About this task = Locate all lines in the data below that hold "heading" and show them.

Records provided =
^^^^^^^^

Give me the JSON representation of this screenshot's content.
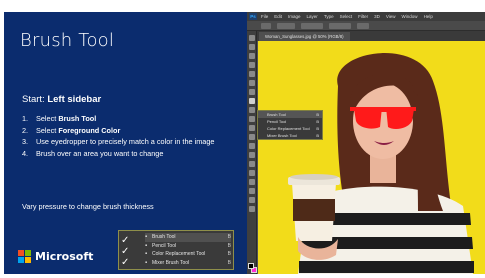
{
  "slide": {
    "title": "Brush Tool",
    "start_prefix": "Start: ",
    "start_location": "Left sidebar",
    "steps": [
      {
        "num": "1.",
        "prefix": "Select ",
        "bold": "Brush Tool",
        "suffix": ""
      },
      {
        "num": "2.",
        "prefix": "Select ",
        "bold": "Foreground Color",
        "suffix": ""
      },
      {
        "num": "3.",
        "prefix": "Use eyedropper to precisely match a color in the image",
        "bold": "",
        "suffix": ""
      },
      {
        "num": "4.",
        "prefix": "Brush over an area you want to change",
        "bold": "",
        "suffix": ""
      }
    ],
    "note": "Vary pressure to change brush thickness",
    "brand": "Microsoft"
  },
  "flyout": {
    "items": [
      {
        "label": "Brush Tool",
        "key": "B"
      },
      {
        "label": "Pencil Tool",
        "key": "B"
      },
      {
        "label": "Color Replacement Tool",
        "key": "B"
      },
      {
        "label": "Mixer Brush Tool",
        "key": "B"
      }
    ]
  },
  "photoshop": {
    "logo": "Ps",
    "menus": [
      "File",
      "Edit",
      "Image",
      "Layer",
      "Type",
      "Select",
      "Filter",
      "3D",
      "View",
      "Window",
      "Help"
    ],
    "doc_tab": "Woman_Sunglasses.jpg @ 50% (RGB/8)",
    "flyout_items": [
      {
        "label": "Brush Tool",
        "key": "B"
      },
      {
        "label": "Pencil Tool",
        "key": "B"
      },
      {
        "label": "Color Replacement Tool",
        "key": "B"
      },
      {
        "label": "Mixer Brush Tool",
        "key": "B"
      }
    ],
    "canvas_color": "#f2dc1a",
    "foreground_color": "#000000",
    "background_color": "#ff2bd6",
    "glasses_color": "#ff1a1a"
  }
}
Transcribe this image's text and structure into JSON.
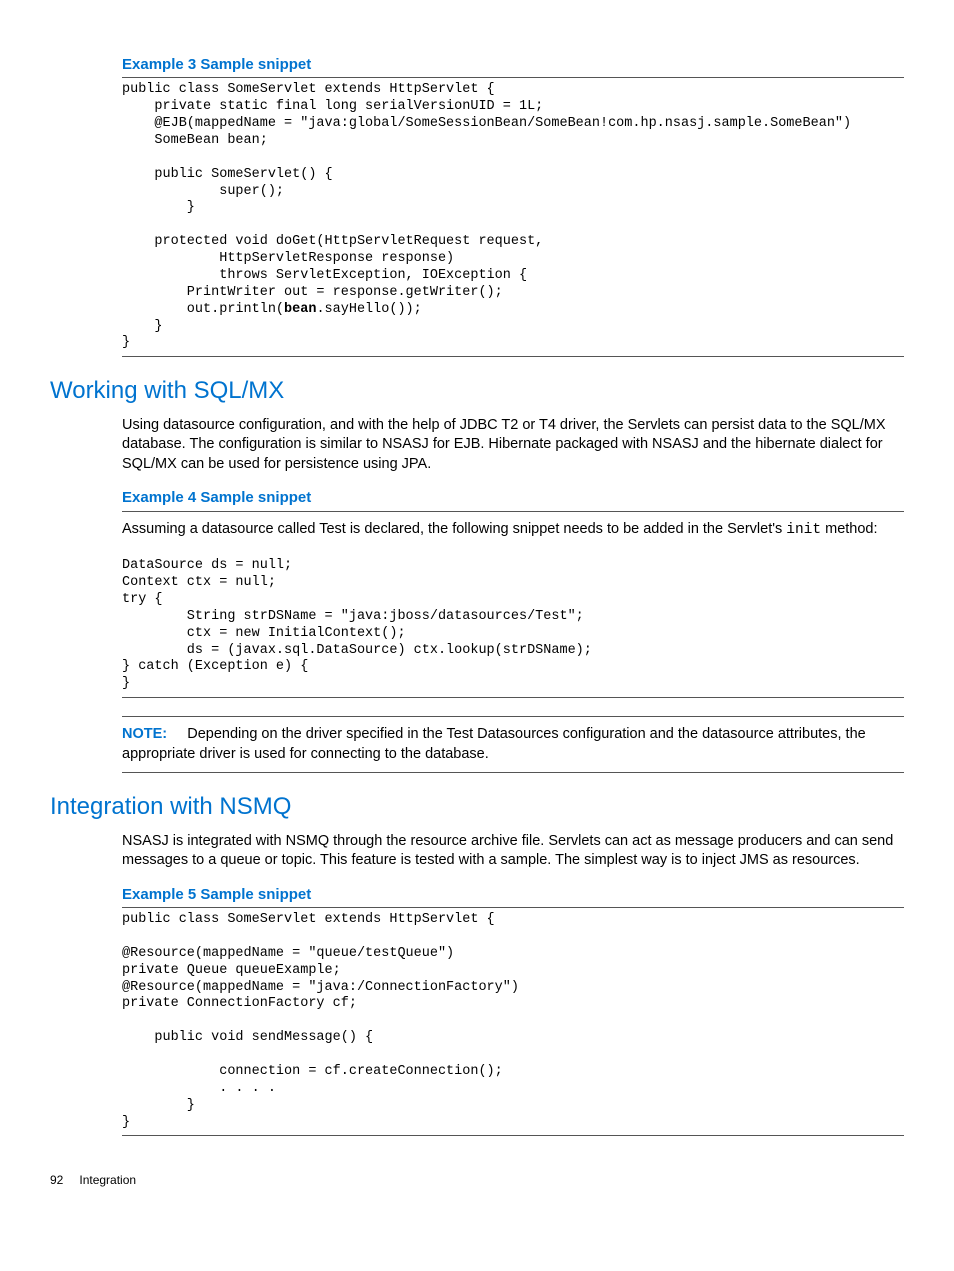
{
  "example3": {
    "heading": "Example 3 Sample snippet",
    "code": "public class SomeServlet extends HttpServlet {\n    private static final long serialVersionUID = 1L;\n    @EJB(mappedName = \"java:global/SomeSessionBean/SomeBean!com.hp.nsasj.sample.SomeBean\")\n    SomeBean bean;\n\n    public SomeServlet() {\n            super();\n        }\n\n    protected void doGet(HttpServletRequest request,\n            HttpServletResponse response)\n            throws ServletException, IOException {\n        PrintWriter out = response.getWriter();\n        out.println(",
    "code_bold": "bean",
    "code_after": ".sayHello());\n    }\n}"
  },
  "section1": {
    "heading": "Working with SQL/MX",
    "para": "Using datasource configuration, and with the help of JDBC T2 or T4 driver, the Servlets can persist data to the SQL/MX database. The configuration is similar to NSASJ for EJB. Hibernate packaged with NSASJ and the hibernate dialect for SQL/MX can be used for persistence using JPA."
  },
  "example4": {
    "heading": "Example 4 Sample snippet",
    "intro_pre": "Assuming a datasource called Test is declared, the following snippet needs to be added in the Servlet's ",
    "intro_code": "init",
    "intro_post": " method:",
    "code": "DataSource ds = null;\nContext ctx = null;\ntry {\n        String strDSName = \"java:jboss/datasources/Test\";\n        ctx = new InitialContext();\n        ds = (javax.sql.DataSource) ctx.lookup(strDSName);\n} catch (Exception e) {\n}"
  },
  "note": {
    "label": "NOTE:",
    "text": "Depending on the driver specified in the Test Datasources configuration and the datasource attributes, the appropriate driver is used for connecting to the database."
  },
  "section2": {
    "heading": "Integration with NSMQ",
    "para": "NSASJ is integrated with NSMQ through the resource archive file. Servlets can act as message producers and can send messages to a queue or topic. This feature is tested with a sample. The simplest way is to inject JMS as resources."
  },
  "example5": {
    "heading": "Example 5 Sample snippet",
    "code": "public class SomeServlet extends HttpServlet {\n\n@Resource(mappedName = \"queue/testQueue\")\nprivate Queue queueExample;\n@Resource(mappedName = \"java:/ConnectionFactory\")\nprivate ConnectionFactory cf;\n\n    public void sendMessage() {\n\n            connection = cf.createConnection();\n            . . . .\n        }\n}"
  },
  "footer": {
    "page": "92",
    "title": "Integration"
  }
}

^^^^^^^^

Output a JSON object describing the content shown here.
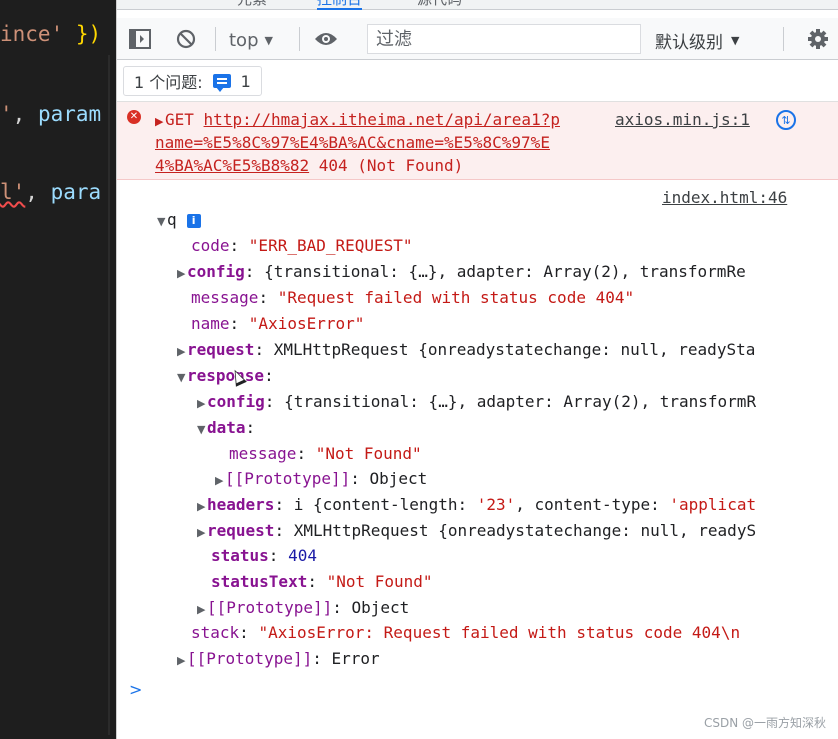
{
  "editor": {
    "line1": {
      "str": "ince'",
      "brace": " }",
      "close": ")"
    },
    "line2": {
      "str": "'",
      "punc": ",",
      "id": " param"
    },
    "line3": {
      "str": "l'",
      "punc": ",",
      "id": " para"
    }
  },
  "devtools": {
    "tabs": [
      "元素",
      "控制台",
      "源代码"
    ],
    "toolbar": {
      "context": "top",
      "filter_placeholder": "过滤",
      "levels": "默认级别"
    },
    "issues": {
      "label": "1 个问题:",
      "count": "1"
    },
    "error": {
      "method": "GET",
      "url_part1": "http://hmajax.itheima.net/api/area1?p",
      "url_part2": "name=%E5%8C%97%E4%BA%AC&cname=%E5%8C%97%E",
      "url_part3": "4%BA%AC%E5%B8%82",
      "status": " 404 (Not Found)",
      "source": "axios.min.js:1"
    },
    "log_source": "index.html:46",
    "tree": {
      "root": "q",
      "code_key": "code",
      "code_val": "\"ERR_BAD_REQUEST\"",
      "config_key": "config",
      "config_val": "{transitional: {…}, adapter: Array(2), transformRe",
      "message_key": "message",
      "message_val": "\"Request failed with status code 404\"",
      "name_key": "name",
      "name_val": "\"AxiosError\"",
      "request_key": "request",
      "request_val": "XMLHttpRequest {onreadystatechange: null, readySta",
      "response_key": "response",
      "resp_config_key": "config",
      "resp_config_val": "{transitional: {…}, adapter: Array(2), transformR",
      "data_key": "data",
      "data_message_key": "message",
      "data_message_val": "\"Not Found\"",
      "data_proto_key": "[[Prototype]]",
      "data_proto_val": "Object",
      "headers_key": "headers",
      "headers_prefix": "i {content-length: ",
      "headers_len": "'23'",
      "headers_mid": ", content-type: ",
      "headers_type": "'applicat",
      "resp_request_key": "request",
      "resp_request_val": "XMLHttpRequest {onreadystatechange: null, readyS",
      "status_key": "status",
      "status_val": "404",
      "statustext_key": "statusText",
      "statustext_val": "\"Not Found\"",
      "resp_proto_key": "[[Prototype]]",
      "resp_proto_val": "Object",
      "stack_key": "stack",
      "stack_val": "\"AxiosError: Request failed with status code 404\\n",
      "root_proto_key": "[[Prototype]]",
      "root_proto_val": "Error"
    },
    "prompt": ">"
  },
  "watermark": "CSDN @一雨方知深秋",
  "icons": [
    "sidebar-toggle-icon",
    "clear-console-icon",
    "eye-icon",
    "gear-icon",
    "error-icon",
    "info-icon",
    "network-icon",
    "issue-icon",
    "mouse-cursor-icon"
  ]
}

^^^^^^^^

Expected answer =
    "heading": "Example 3 Sample snippet",
    "heading": "Working with SQL/MX",
    "heading": "Example 4 Sample snippet",
    "heading": "Integration with NSMQ",
    "heading": "Example 5 Sample snippet",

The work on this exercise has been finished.